Groton School Pleads Guilty for Failing to Report Sexual Abuse Complaints

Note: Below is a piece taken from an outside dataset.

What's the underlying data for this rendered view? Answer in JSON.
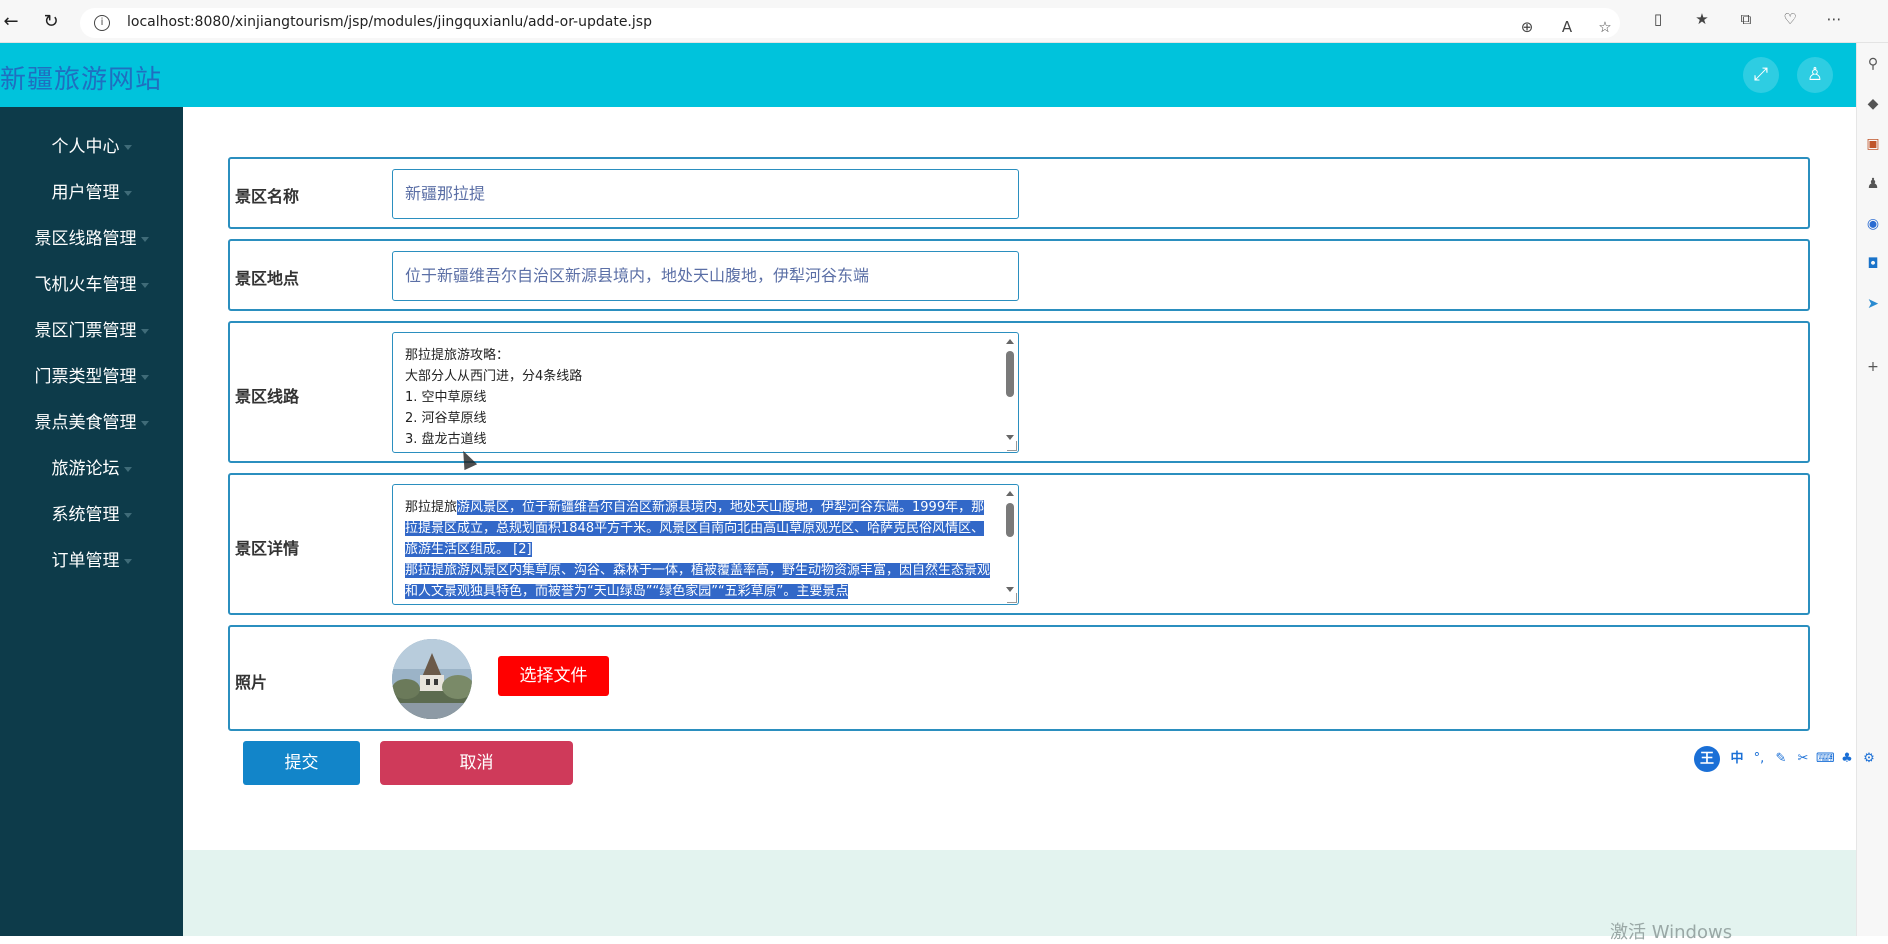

On Monday, Cambridge Superior Court fined the Groton School for $1,250 after the boarding school pled guilty to a misdemeanor criminal charge of failing to report complaints of sexual abuse from several students. The school entered the plea on the day that the case was supposed to go to trial. Massachusetts’s “mandated reporting” law states that school officials, clergy, doctors, and day-care workers are required to report any suspected instances of abuse to the Department of Social Services. Going to trial would have required several administrators and former students to testify before a jury. Groton Headmaster Rick Commons said, “In this instance, we believe this is the best way to put the matter behind us.” Groton was indicted last June following an investigation that began in 1999 into the alleged abuse of several boys by upperclassmen. In 1999, the parents of a student who said he had been sexually abused approached school administrators, prompting several other victims to come forward, including Cannon “Zeke” Hawkins. A Senior at the time, Hawkins said during roll-call at an assembly that he and others had been routinely hazed by upperclassmen for several years. Hawkins, who is now a 24-year-old alumnus of Brown Univerisity working as an independent filmmaker in New York City, was the captain of the tennis team and a one-time student member of the Groton Board of Trustees. Hawkins reported the abuse to the school in March of 1999, but he felt that Groton did little to address the problem. In 2001 Hawkins filed a negligence lawsuit against Groton with the Middlesex Superior Court. After Groton plead guilty this week, the Boston Globe quoted Hawkins as saying that he “took little satisfaction in the prospect of [a guilty plea].” He told the Globe, “I already know what happened; I was there. The fact that they’re pleading guilty doesn’t surprise me.” Hawkins said he felt that the school administrators involved in the situation should have been removed from their positions. In an interview with the Boston Herald, Hawkins said that Groton was “more interested in covering up the abuse to protect its repuation than in disciplining the abusers.” School officials say that they never hid any abuse and that they were unable to file a report because of a lack of reliable information from the students who came forward. As reported in the Lowell Sun, school spokeswoman Karen Schwartzman said, “In order to make a report to DSS you need some detail of the conduct that you are complaining about and that detail was to be forthcoming in a letter [from the victim].” She went on to say that the three alleged cases of abuse that had been reported by the school in previous years demonstrated this, and showed that the school “had no motive to withhold another report.” The parents of the student who brought the abuse to the Groton administration said in a statement to the Associated Press, “We can only hope that this guilty plea indicates that the school, after six years of equivocation, has finally acknowledged this responsibility to assure that such activities never again occur.”